Guidance on Use of Assessment Titles and Signatures
Conducting client evaluations or assessments pertaining to diagnosis and psychosocial or mental health functioning is within the scope of practice of several licensed mental health professionals. Although some jurisdictions have attempted to define by regulation or statute what types of assessments may be done by what specific mental health professionals, Virginia has not taken that approach. In Virginia, each profession is regulated by its own regulatory body, and each takes its own approach to training and standards of practice.
Just as different healthcare specialists may rely on similar but not identical assessment procedures, different behavioral health professionals may approach assessment practice with both shared and distinctive skills and tools. Historically, protection of the public has relied upon each profession’s Board oversight to hold its own members to its own discipline’s standard of practice, with the expectation that each licensee practice within areas of professional competence.
In the case of shared or overlapping services across professional licenses, there can be considerable public confusion regarding the work of different licensees and what regulatory board oversees their work. Accordingly, as a further public safeguard, each licensure board may want to encourage its own licensees to represent themselves and their work unambiguously by labeling their work and themselves in accordance with their own licensure board’s current license/regulatory language. Within the Board of Psychology, our recommendations for licensees of this Board are as follows:
Use an Unambiguous Work Product Heading
Label work products with language that is parallel with and specific to the practitioner’s license.
Suggested Work Product headings are included in the Table below.
Use an Unambiguous Examiner Title
The title in a signature block or other relevant self-designation on a document summarizing an assessment work product should clearly convey the examiner’s professional identity and field(s) of licensure.
Listing the Examiner’s specific License number is optional.
Suggested Signature Titles are included in the Table below.
Note: Additional, more specific, terms may be added, depending on the focus of the report and the Psychologist’s area(s) of further post-doctoral training and competence (e.g., Forensic Psychology Evaluation, Geriatric Psychology Evaluation, Medical Psychology Evaluation, Neuropsychological Evaluation, Pediatric Psychology Evaluation, etc.).
“Clinical Psychologist” or
“Licensed Clinical Psychologist”
“Licensed School Psychologist” or
“Licensed School Psychologist, Limited”1
“Applied Psychologist” or
“Licensed Applied Psychologist”
Note: Board Certification or other credentials may be added underneath the Psychologist’s licensure category (e.g., “Board Certified in Neuropsychology”) and associated initials may be added after the Psychologist’s degree (e.g., John Smith, Ph.D., ABPP), especially if relevant given to the heading and focus of the document.

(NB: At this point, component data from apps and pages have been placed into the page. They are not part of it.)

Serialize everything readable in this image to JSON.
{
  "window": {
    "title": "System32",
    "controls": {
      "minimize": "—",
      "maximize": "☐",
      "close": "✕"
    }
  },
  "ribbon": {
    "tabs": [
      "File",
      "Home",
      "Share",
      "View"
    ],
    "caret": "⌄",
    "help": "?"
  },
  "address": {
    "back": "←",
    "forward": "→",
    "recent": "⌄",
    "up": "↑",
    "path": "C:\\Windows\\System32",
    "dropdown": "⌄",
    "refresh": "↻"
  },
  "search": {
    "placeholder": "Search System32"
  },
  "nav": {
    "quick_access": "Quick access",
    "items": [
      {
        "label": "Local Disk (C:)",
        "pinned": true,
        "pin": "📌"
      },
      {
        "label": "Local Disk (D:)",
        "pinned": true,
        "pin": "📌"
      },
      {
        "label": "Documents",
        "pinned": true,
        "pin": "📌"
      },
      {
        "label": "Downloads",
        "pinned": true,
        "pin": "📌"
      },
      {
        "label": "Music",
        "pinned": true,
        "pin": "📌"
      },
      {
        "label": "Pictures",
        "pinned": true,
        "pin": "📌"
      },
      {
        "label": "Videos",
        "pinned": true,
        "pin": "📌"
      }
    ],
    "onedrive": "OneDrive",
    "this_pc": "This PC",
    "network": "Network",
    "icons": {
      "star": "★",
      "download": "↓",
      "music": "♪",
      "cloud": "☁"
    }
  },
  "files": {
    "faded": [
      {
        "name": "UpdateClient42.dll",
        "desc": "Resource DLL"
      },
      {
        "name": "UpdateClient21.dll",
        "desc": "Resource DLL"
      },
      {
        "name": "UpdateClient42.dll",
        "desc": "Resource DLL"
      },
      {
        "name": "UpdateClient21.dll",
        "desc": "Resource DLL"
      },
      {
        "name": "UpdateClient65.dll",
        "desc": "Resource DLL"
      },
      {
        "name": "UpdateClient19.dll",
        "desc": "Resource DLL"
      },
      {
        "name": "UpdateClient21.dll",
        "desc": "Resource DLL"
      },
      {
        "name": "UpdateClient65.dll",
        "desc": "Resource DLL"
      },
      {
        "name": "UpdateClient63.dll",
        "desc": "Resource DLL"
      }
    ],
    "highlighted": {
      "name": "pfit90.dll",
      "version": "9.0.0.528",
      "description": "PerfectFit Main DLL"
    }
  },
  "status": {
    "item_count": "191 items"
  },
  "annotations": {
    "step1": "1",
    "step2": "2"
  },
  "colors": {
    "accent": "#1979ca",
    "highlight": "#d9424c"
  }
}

However, terms such as “forensic psychologist,” “neuropsychologist,” and others hold no legal standing in Virginia. Therefore, reports still should carry the appropriate signature title listed above in order to indicate to the public the licensure category and state Board regulating this practice.
Clarify conflict with required labels: When a psychologist’s employer, work setting, or legal work context requires that a particular label be used for assessment work products that differ from those listed in the guidelines above, the psychologist should clarify his or her professional identity to the client at the outset of the evaluation and make this explicit within the report and in the signature block (e.g., “Psychological Evaluation” by XXXXXXX, Clinical Psychologist [or Licensed Clinical Psychologist]).

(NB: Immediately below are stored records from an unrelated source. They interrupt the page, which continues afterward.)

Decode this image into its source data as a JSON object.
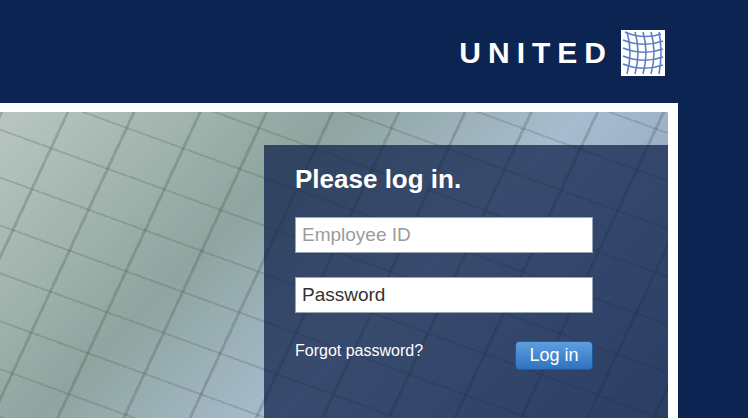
{
  "logo": {
    "text": "UNITED"
  },
  "login": {
    "title": "Please log in.",
    "fields": [
      {
        "placeholder": "Employee ID",
        "kind": "placeholder"
      },
      {
        "placeholder": "Password",
        "kind": "label"
      }
    ],
    "forgot_link": "Forgot password?",
    "button": "Log in"
  }
}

In offering this collective guidance to its licensees, the Virginia Board of Psychology is adding no regulatory restrictions to the use of various professional titles/terms beyond existing protected titles in Virginia statutes and respective regulations. Rather, this document provides best practice guidelines for its regulated members to minimize public confusion and clearly communicate to their clients what licensure Board governs the licensed examiner’s practice. The Board of Psychology believes this guidance will best represent its members to the public and best direct service recipients to the examiner’s specific practice standards.
1 This Guidance Document does not apply to persons certified by the Virginia Department of Education to provide school psychological services who are not licensed by the Board of Psychology.